Every line in the material below that includes "index" should be copied.

★ ★ ★

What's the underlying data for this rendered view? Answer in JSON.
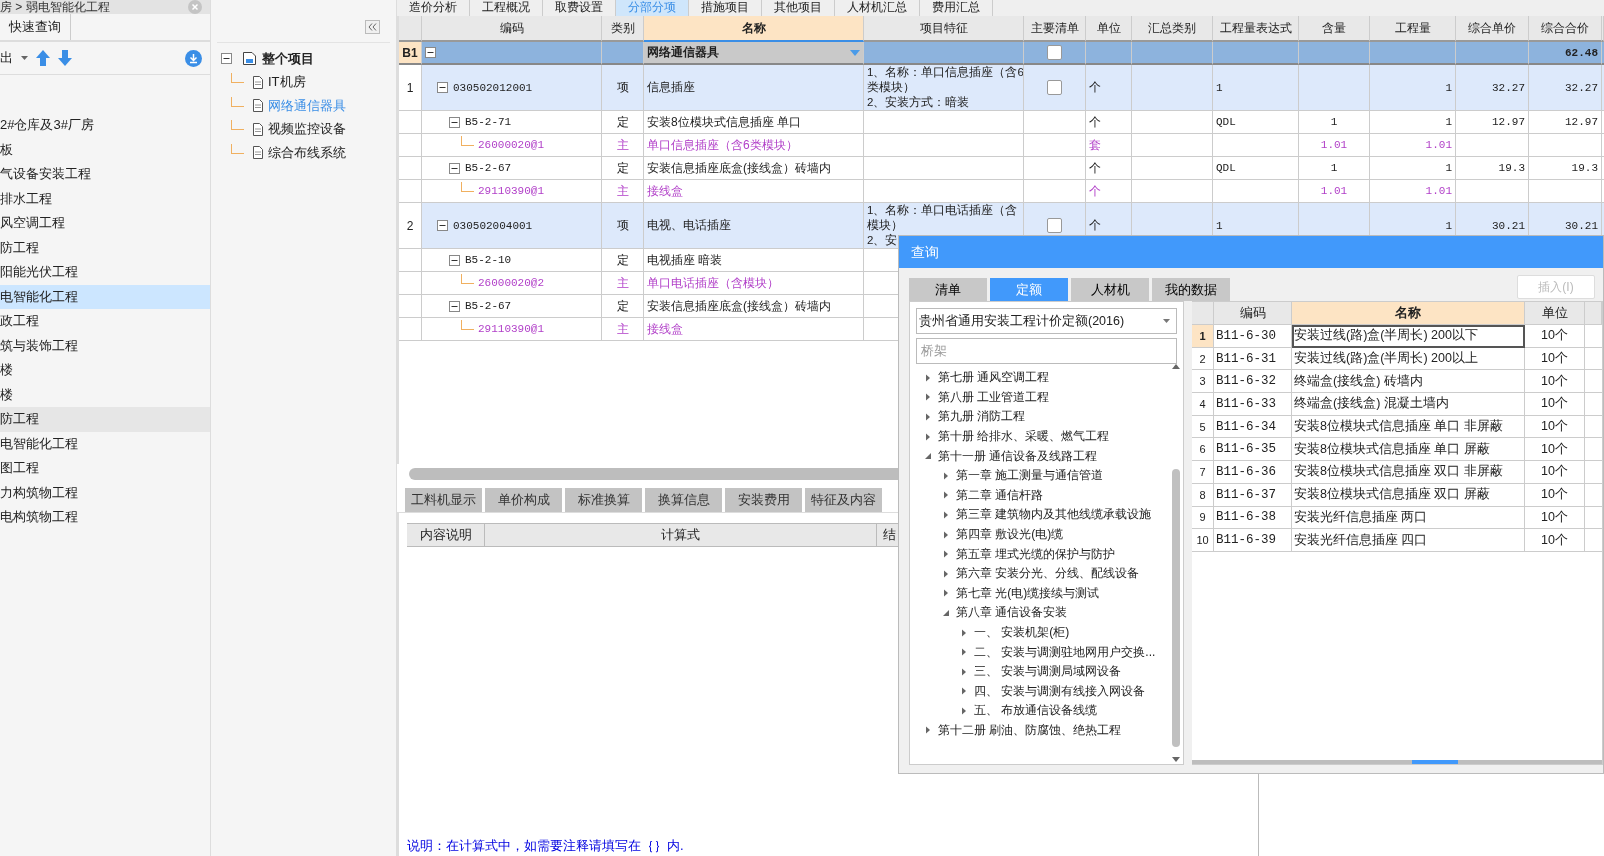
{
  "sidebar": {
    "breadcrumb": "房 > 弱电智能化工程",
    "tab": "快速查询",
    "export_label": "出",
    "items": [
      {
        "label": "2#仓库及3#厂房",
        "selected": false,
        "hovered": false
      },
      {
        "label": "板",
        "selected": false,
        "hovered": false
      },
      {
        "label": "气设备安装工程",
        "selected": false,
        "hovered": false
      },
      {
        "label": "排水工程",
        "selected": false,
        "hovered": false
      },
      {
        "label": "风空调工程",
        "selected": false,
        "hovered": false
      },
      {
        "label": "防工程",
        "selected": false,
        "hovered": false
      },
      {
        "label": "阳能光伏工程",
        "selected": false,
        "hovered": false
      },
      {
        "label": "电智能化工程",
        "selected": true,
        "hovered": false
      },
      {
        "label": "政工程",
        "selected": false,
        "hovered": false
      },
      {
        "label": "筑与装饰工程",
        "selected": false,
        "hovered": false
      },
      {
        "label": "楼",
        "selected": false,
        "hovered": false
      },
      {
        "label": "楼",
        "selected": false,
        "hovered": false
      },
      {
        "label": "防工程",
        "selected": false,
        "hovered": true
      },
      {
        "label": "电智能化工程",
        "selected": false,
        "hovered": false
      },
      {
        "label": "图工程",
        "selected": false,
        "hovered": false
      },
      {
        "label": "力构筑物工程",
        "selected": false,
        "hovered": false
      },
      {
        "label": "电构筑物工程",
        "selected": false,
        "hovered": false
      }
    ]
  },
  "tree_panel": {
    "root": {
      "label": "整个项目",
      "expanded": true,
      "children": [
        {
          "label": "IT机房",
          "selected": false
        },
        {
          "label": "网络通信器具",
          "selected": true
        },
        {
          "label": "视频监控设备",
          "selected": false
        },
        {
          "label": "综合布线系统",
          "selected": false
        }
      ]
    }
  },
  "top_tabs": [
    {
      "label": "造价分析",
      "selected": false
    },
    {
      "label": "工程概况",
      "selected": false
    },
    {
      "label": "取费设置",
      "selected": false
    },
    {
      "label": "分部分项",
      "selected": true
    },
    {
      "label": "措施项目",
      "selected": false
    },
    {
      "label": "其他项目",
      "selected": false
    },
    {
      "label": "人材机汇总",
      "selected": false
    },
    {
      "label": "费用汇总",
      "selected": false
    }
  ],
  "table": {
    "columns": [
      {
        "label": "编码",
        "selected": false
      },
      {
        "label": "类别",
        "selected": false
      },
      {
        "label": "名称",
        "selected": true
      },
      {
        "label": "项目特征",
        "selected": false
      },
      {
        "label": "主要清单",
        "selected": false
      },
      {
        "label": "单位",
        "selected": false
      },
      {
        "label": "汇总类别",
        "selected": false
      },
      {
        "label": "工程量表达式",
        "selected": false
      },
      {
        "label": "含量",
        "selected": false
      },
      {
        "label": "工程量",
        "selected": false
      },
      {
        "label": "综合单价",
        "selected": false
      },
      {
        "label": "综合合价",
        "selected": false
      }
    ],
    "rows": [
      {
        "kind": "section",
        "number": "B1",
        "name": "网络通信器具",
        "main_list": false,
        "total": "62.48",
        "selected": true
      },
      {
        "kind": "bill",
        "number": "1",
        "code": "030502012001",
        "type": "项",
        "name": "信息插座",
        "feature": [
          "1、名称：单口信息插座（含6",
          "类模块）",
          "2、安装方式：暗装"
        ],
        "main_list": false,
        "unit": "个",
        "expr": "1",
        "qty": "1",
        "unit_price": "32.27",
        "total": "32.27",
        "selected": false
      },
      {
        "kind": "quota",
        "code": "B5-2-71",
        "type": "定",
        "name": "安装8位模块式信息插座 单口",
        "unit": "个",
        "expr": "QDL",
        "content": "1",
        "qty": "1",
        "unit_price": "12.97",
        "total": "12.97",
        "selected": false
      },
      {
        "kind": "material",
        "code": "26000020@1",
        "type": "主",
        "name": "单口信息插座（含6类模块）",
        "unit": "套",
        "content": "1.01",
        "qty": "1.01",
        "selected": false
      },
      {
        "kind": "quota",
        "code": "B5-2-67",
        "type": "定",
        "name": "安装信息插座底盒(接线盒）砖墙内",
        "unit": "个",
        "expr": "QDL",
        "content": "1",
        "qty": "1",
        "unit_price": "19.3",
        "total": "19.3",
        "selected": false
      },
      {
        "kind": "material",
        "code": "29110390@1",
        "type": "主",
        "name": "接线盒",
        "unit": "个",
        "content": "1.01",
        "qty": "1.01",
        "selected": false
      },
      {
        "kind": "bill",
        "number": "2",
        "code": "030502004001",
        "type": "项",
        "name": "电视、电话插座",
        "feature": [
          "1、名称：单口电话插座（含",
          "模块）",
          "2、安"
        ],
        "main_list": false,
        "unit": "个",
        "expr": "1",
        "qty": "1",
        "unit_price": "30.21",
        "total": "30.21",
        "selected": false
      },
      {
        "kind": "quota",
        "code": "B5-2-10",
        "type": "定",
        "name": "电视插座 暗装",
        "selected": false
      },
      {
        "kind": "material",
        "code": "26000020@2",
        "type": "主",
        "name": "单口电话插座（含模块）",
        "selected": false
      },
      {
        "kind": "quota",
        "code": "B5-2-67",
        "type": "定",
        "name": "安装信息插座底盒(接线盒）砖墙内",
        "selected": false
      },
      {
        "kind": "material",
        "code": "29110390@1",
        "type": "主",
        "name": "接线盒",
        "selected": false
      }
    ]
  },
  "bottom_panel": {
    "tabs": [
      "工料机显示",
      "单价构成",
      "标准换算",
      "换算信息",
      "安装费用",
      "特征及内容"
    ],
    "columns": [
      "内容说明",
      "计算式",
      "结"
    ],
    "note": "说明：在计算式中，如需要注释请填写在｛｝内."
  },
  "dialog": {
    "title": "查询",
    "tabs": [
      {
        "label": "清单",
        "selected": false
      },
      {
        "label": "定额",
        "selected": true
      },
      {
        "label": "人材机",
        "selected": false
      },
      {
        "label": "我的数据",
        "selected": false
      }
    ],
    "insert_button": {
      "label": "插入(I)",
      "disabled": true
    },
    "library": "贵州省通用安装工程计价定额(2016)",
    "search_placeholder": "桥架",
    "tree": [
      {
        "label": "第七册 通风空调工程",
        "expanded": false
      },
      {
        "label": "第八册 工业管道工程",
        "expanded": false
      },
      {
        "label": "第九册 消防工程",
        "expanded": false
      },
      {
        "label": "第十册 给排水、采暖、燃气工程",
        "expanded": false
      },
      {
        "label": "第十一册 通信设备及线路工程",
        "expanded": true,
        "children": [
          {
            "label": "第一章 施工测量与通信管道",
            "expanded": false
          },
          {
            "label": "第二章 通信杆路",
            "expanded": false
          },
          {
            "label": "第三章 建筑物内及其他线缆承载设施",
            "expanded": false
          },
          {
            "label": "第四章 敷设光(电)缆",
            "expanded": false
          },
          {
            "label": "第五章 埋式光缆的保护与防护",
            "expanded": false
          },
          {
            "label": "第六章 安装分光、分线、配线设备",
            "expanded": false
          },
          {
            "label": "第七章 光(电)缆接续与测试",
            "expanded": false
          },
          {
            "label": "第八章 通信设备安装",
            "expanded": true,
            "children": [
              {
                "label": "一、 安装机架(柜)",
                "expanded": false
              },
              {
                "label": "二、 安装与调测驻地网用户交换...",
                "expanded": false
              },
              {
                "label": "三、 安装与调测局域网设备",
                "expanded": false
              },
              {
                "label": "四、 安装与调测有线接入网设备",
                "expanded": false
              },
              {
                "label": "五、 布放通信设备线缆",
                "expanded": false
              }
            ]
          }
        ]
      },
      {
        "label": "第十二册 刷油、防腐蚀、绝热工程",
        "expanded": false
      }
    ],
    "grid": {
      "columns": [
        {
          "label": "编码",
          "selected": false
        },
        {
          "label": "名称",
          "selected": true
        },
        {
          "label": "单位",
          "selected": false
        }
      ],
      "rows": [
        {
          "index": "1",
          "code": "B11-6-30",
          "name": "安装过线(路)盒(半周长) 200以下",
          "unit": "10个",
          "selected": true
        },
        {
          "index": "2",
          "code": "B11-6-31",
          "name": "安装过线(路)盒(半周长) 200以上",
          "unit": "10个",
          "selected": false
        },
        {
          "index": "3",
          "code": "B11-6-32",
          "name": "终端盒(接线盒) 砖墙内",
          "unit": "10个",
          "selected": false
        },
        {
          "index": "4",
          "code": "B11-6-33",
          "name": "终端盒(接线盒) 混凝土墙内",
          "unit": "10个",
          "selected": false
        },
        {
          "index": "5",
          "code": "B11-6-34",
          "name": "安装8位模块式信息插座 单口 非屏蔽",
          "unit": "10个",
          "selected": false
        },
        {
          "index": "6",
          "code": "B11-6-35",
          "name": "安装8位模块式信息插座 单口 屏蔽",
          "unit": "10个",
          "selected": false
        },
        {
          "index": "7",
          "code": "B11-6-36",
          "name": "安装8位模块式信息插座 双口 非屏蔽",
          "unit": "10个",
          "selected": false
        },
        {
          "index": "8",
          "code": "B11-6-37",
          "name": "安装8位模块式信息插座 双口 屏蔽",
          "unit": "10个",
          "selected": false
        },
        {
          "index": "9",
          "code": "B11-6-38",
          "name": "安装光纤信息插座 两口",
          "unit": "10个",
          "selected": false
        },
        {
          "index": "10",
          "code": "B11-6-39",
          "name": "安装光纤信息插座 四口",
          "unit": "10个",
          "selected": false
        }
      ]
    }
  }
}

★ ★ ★

• EXERCISE RESULT:
          "index": "1",
          "index": "2",
          "index": "3",
          "index": "4",
          "index": "5",
          "index": "6",
          "index": "7",
          "index": "8",
          "index": "9",
          "index": "10",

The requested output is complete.